Back in January there was quite a rumpus when BBC Television screened Jerry Springer – The Opera by Stewart Lee (writer) and Richard Thomas (composer). Almost 50,000 people complained about the 8000 obscenities in the opera, and there were protests by a number of religious groups. Among the objectors was BBC Radio 3 producer Antony Pitts who resigned his job in protest about the alleged blasphemous content in the broadcast. Among the programmes Pitts worked on was the highly acclaimed, and cutting edge, Late Junction . But Antony Pitts didn’t disappear as a footnote in history. He has a flourishing career as a contemporary composer, and the new Hyperion recording of his choral work Seven Letters has been selected as Editor’s Choice in the August edition of the prestigious Gramophone magazine. And the story doesn't end there.
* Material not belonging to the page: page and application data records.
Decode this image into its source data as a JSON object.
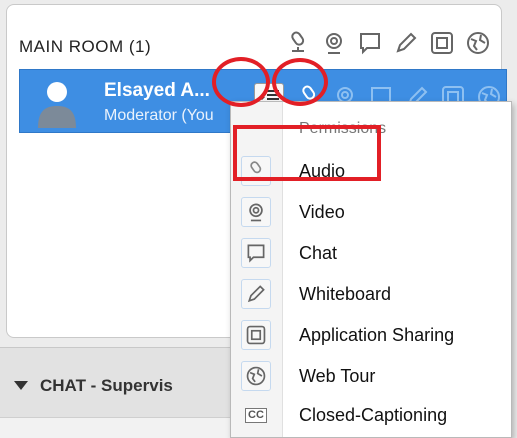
{
  "room": {
    "title": "MAIN ROOM (1)",
    "header_icons": [
      "microphone-icon",
      "webcam-icon",
      "chat-bubble-icon",
      "pencil-icon",
      "app-share-icon",
      "globe-icon"
    ]
  },
  "user": {
    "name": "Elsayed A...",
    "role": "Moderator (You",
    "row_icons": [
      "microphone-icon",
      "webcam-icon",
      "chat-bubble-icon",
      "pencil-icon",
      "app-share-icon",
      "globe-icon"
    ]
  },
  "chat": {
    "label": "CHAT - Supervis"
  },
  "permissions_menu": {
    "title": "Permissions",
    "items": [
      {
        "label": "Audio",
        "icon": "microphone-icon"
      },
      {
        "label": "Video",
        "icon": "webcam-icon"
      },
      {
        "label": "Chat",
        "icon": "chat-bubble-icon"
      },
      {
        "label": "Whiteboard",
        "icon": "pencil-icon"
      },
      {
        "label": "Application Sharing",
        "icon": "app-share-icon"
      },
      {
        "label": "Web Tour",
        "icon": "globe-icon"
      },
      {
        "label": "Closed-Captioning",
        "icon": "closed-caption-icon"
      }
    ],
    "cc_text": "CC"
  },
  "colors": {
    "selection": "#3e8ee3",
    "annotation": "#e21f26"
  }
}
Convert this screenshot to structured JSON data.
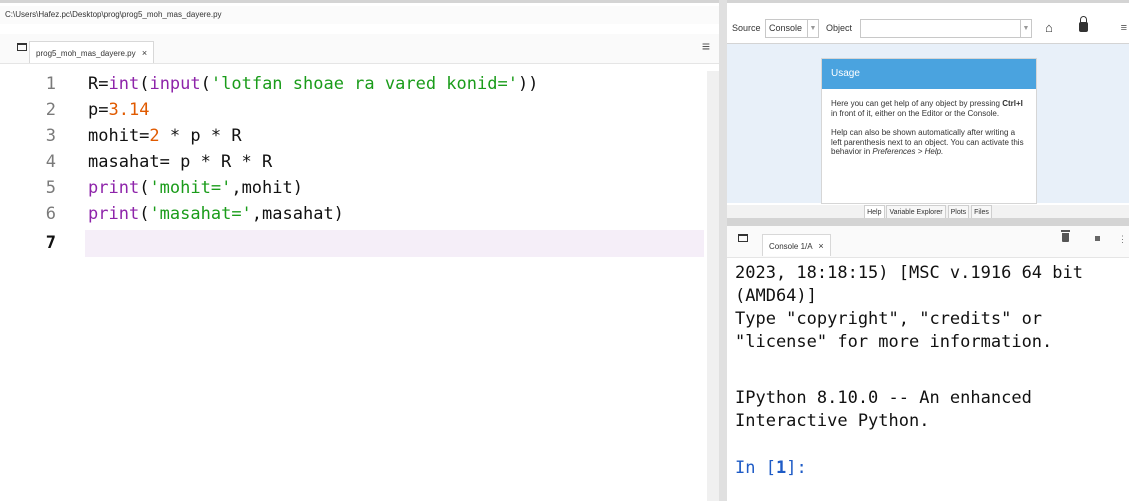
{
  "editor": {
    "file_path": "C:\\Users\\Hafez.pc\\Desktop\\prog\\prog5_moh_mas_dayere.py",
    "tab_label": "prog5_moh_mas_dayere.py",
    "tab_close": "×",
    "menu_glyph": "≡",
    "line_numbers": [
      "1",
      "2",
      "3",
      "4",
      "5",
      "6",
      "7"
    ],
    "code_lines": [
      "R=int(input('lotfan shoae ra vared konid='))",
      "p=3.14",
      "mohit=2 * p * R",
      "masahat= p * R * R",
      "print('mohit=',mohit)",
      "print('masahat=',masahat)",
      ""
    ],
    "active_line": "7"
  },
  "help": {
    "source_label": "Source",
    "source_value": "Console",
    "object_label": "Object",
    "object_value": "",
    "usage_title": "Usage",
    "usage_p1_a": "Here you can get help of any object by pressing ",
    "usage_p1_b": "Ctrl+I",
    "usage_p1_c": " in front of it, either on the Editor or the Console.",
    "usage_p2_a": "Help can also be shown automatically after writing a left parenthesis next to an object. You can activate this behavior in ",
    "usage_p2_b": "Preferences > Help.",
    "tabs": [
      "Help",
      "Variable Explorer",
      "Plots",
      "Files"
    ],
    "active_tab": "Help"
  },
  "console": {
    "tab_label": "Console 1/A",
    "tab_close": "×",
    "output_1": "2023, 18:18:15) [MSC v.1916 64 bit (AMD64)]",
    "output_2": "Type \"copyright\", \"credits\" or \"license\" for more information.",
    "output_3": "IPython 8.10.0 -- An enhanced Interactive Python.",
    "prompt_word": "In [",
    "prompt_num": "1",
    "prompt_end": "]:"
  },
  "icons": {
    "editor_pane": "pane-window-icon",
    "home": "home-icon",
    "lock": "lock-icon",
    "trash": "trash-icon",
    "stop": "stop-icon"
  },
  "colors": {
    "keyword": "#8e24aa",
    "string": "#1a9c1a",
    "number": "#e05a00",
    "usage_header": "#4aa3df",
    "current_line": "#f5eef8",
    "prompt": "#1e5bc6"
  }
}
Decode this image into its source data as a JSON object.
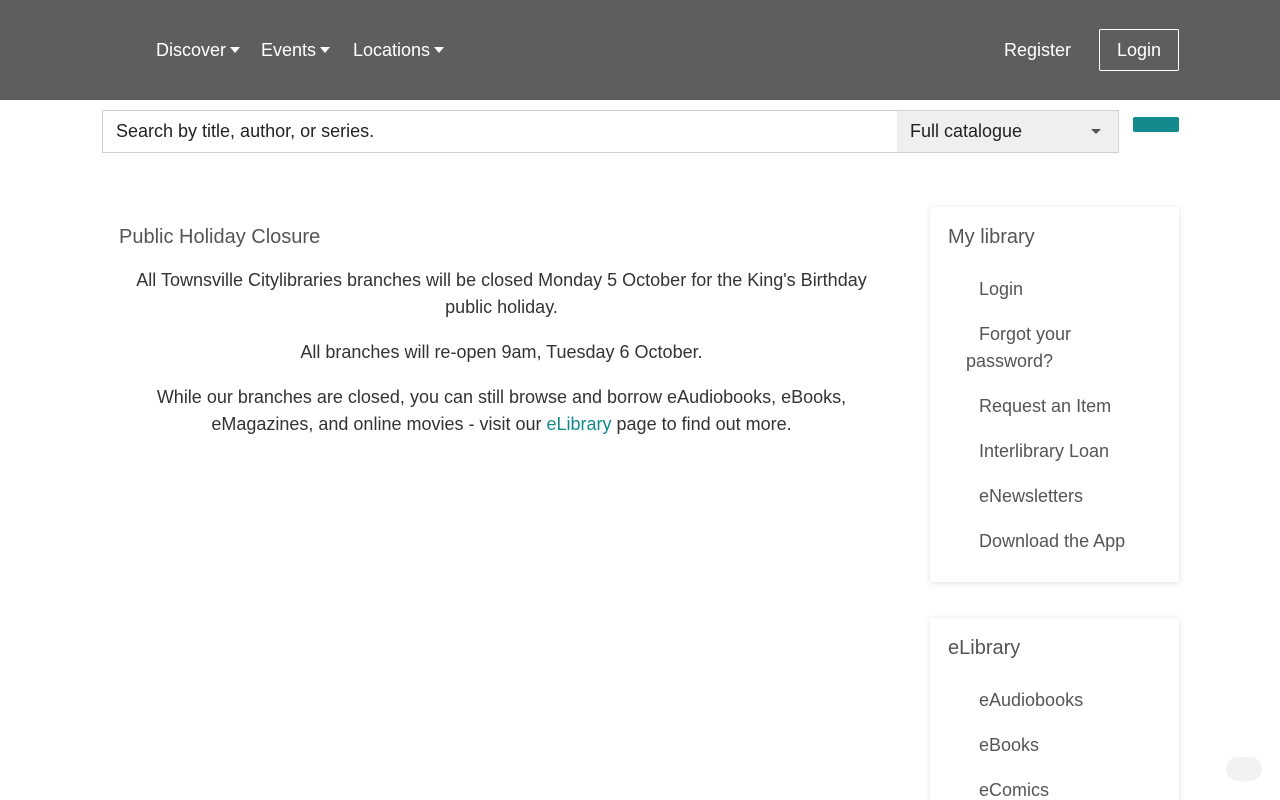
{
  "nav": {
    "discover": "Discover",
    "events": "Events",
    "locations": "Locations",
    "register": "Register",
    "login": "Login"
  },
  "search": {
    "placeholder": "Search by title, author, or series.",
    "scope": "Full catalogue"
  },
  "notice": {
    "title": "Public Holiday Closure",
    "para1": "All Townsville Citylibraries branches will be closed Monday 5 October for the King's Birthday public holiday.",
    "para2": "All branches will re-open 9am, Tuesday 6 October.",
    "para3_pre": "While our branches are closed, you can still browse and borrow eAudiobooks, eBooks, eMagazines, and online movies - visit our ",
    "para3_link": "eLibrary",
    "para3_post": " page to find out more."
  },
  "my_library": {
    "title": "My library",
    "items": [
      "Login",
      "Forgot your password?",
      "Request an Item",
      "Interlibrary Loan",
      "eNewsletters",
      "Download the App"
    ]
  },
  "elibrary": {
    "title": "eLibrary",
    "items": [
      "eAudiobooks",
      "eBooks",
      "eComics"
    ]
  },
  "colors": {
    "header_bg": "#5e5e5e",
    "accent": "#148a8e",
    "select_bg": "#efefef"
  }
}
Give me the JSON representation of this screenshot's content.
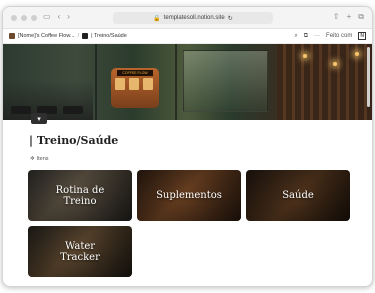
{
  "browser": {
    "url": "templatesoll.notion.site",
    "nav_back_icon": "chevron-left-icon",
    "nav_forward_icon": "chevron-right-icon"
  },
  "topbar": {
    "crumb1": "[Nome]'s Coffee Flow...",
    "crumb2": "| Treino/Saúde",
    "made_with": "Feito com",
    "notion_mark": "N"
  },
  "cover": {
    "bus_sign": "COFFEE FLOW"
  },
  "page": {
    "title": "| Treino/Saúde",
    "views_label": "Itens"
  },
  "cards": [
    {
      "title": "Rotina de Treino"
    },
    {
      "title": "Suplementos"
    },
    {
      "title": "Saúde"
    },
    {
      "title": "Water Tracker"
    }
  ],
  "colors": {
    "accent": "#222222",
    "cover_wood": "#5a3a22"
  }
}
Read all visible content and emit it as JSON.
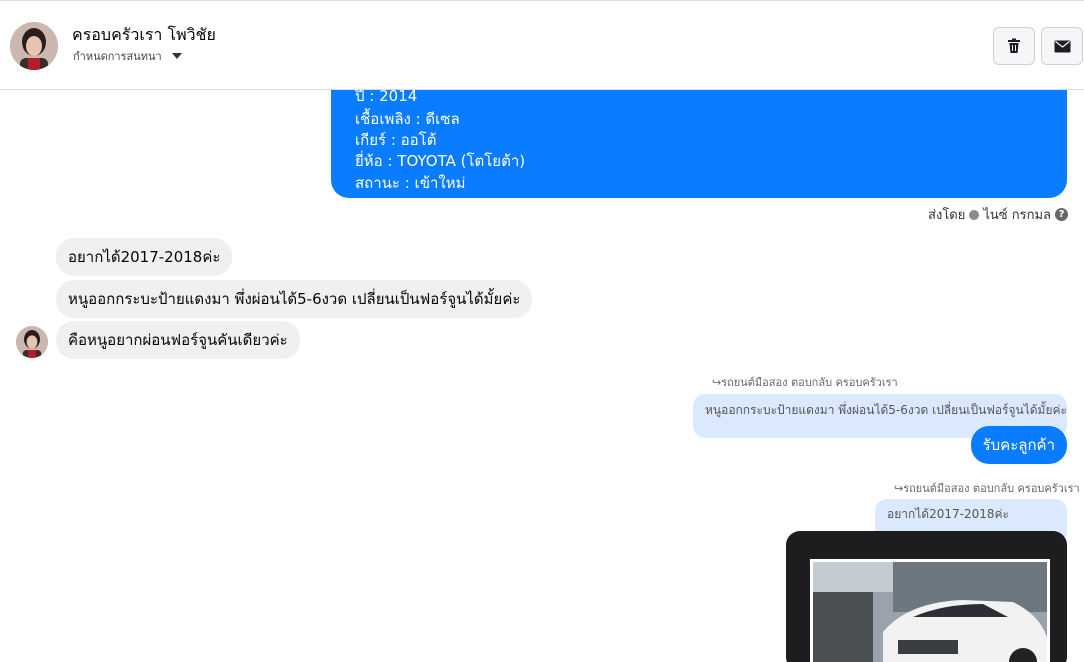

The chamber choir, Tonus Peregrinus , that he founded and directs is gaining quite a reputation with its recordings of both new and medieval music.
On June 26th Wayne Marshall conducts the Berlin Philharmonic in a programme of music by Gershwin, Bernstein and John Williams. Back in 1945 Rudolph Dunbar was the orchestra's first - and only to date? - black conductor , so Wayne Marshall's appearance is noteworthy. But on the Berlin orchestra's website seen above the featured musician is percussionist Martin Grubinger who performs John Williams' 'Percussive Planet'. Grubinger is also the lead in the concert summary, with Wayne Marshall consigned to a footnote. Which some marketeers will see as a missed promotional opportunity, or worse. But others may see it as an enlightened strategy of treating a musician of colour not as click bait , but as a hugely talented conductor who does not require a marketing makeover .
One Sunday evening in the spring of his seventh year as king, as his musicians were gathering for the evening concert, a courtier brought Frederick the Great his usual list of arrivals at the town gate. As he looked down the list of names, he gave a start. "Gentlemen," he said, "old Bach is here." Those who heard him said there was "a kind of agitation" in his voice. These are the opening words of James Gaines' new book. Bach's compositions are well documented in a wealth of excellent recordings, and there are many scholarly books on his life and work, starting with Albert Schweitzer's seminal biography which was first published in French in 1905. But to date the Bach literature has lacked a really accessible book that makes the man, as opposed to his music, come to life. Now we have Evening in the Palace of Reason . This follows the lives of J.S.Bach and Frederick the Great in parallel and culminates in their meeting in Potsdam. This